When the baby finally arrives, he or she knows it is welcomed.Its movement inside of the womb indicates that it is ready to enter this world. Just as family members sit inside a hogan, often referred to as a womb, and then venture out into the world for their daily work and experience, the baby also arrives in a strange place. The comfort of the womb is severed when the umbilical cord is cut and put in a special spot that will help bring the child back to this place of beginning. What that newcomer later experiences is left for life to decide, but it is in love and peace that its existence started.


I am Perry Robinson my clans is Edge Water born for Nakaii’dine. I am from Pinon Arizona born and raised there. I finished high school at Intermountain H.S. in Brigham City Utah in 1974 went to school in Utah State University for a year. I got inducted into military. I was in Marines for 4 years. Worked in construction, as a Boilermaker and iron worker for some years. I slowly worked my way back into schools to get licensed in counseling grandfathered in and a license to do traditional counseling- ceremony. I worked for Navajo Nation behavioral health for 25 years as a traditional practitioner. Retired last year. Started working with UNHS. Now as traditional consultant- practitioner.

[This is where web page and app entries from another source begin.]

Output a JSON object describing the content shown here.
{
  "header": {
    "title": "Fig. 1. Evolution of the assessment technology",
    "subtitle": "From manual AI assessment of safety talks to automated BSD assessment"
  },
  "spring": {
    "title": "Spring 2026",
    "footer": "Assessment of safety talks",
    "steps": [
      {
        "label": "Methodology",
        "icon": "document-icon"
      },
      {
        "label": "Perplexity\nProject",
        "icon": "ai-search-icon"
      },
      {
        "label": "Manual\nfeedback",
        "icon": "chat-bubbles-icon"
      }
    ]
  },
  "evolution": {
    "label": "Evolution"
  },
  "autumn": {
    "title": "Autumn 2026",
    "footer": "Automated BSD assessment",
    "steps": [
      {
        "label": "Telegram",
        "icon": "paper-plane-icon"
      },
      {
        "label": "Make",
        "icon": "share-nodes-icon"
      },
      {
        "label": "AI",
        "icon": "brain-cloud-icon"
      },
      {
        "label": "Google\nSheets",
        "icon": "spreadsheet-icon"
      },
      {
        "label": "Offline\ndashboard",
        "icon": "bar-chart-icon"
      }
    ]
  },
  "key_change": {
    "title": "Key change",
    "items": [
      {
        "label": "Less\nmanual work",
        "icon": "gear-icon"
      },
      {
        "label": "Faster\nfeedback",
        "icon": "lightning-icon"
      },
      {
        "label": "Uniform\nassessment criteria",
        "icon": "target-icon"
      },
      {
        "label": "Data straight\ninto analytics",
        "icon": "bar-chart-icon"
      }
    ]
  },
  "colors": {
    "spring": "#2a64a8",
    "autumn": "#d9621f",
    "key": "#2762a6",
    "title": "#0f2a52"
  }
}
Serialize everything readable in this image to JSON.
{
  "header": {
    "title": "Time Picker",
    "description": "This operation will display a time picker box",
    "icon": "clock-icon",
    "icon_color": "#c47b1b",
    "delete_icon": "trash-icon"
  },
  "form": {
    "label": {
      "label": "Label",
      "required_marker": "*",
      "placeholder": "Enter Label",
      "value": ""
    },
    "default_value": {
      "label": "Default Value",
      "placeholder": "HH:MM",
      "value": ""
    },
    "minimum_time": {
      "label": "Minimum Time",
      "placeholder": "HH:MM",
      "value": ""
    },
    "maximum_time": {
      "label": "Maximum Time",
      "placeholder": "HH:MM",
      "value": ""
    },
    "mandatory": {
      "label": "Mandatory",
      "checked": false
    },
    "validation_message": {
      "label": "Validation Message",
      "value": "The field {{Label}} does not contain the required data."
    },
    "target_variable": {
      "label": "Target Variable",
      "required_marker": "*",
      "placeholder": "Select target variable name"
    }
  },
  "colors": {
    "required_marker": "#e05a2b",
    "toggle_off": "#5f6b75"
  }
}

Many articles in this section were adapted from WeRNative.org, a website for Native Youth by Native Youth